- _Work instruction_: Print all entries below exactly, without images.

━━━ Records supplied ━━━

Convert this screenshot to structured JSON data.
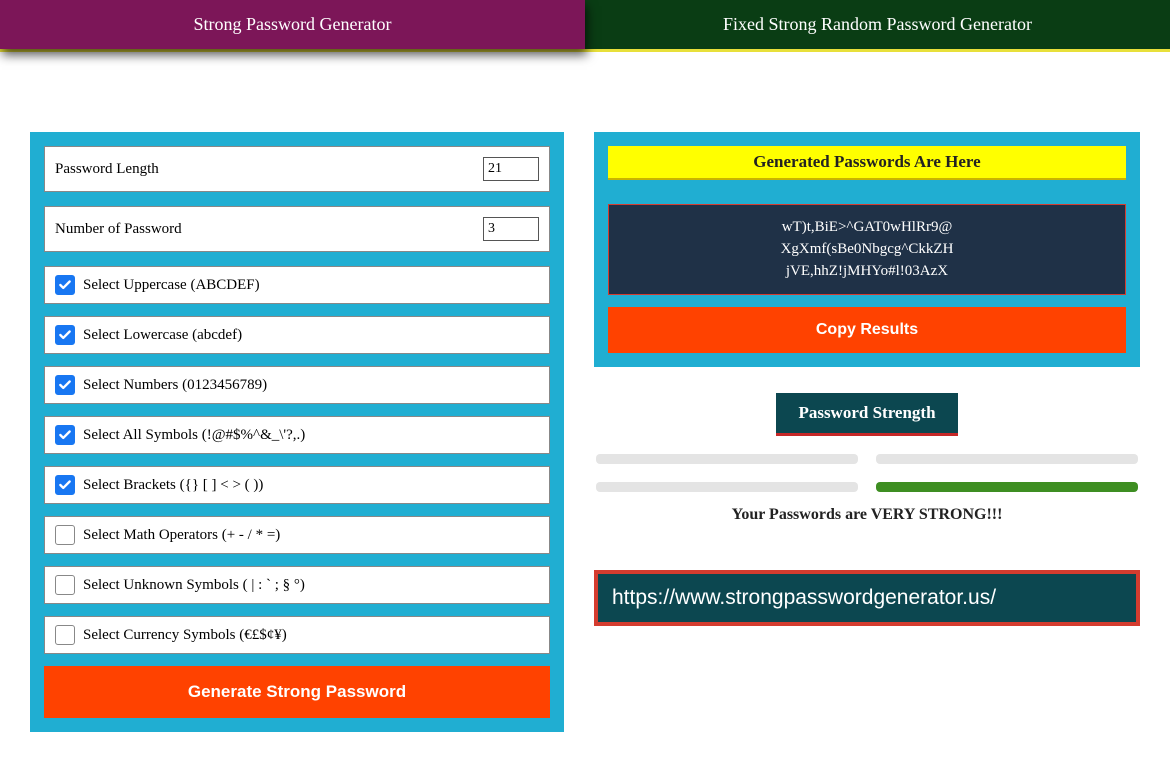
{
  "tabs": {
    "left": "Strong Password Generator",
    "right": "Fixed Strong Random Password Generator"
  },
  "fields": {
    "length_label": "Password Length",
    "length_value": "21",
    "count_label": "Number of Password",
    "count_value": "3"
  },
  "options": [
    {
      "label": "Select Uppercase (ABCDEF)",
      "checked": true
    },
    {
      "label": "Select Lowercase (abcdef)",
      "checked": true
    },
    {
      "label": "Select Numbers (0123456789)",
      "checked": true
    },
    {
      "label": "Select All Symbols (!@#$%^&_\\'?,.)",
      "checked": true
    },
    {
      "label": "Select Brackets ({} [ ] < > ( ))",
      "checked": true
    },
    {
      "label": "Select Math Operators (+ - / * =)",
      "checked": false
    },
    {
      "label": "Select Unknown Symbols ( | : ` ; § °)",
      "checked": false
    },
    {
      "label": "Select Currency Symbols (€£$¢¥)",
      "checked": false
    }
  ],
  "generate_button": "Generate Strong Password",
  "results": {
    "header": "Generated Passwords Are Here",
    "passwords": [
      "wT)t,BiE>^GAT0wHlRr9@",
      "XgXmf(sBe0Nbgcg^CkkZH",
      "jVE,hhZ!jMHYo#l!03AzX"
    ],
    "copy_button": "Copy Results"
  },
  "strength": {
    "badge": "Password Strength",
    "text": "Your Passwords are VERY STRONG!!!"
  },
  "url": "https://www.strongpasswordgenerator.us/"
}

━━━

- _Problem solution_:
Convert this screenshot to structured JSON data.
{
  "tabs": {
    "left": "Strong Password Generator",
    "right": "Fixed Strong Random Password Generator"
  },
  "fields": {
    "length_label": "Password Length",
    "length_value": "21",
    "count_label": "Number of Password",
    "count_value": "3"
  },
  "options": [
    {
      "label": "Select Uppercase (ABCDEF)",
      "checked": true
    },
    {
      "label": "Select Lowercase (abcdef)",
      "checked": true
    },
    {
      "label": "Select Numbers (0123456789)",
      "checked": true
    },
    {
      "label": "Select All Symbols (!@#$%^&_\\'?,.)",
      "checked": true
    },
    {
      "label": "Select Brackets ({} [ ] < > ( ))",
      "checked": true
    },
    {
      "label": "Select Math Operators (+ - / * =)",
      "checked": false
    },
    {
      "label": "Select Unknown Symbols ( | : ` ; § °)",
      "checked": false
    },
    {
      "label": "Select Currency Symbols (€£$¢¥)",
      "checked": false
    }
  ],
  "generate_button": "Generate Strong Password",
  "results": {
    "header": "Generated Passwords Are Here",
    "passwords": [
      "wT)t,BiE>^GAT0wHlRr9@",
      "XgXmf(sBe0Nbgcg^CkkZH",
      "jVE,hhZ!jMHYo#l!03AzX"
    ],
    "copy_button": "Copy Results"
  },
  "strength": {
    "badge": "Password Strength",
    "text": "Your Passwords are VERY STRONG!!!"
  },
  "url": "https://www.strongpasswordgenerator.us/"
}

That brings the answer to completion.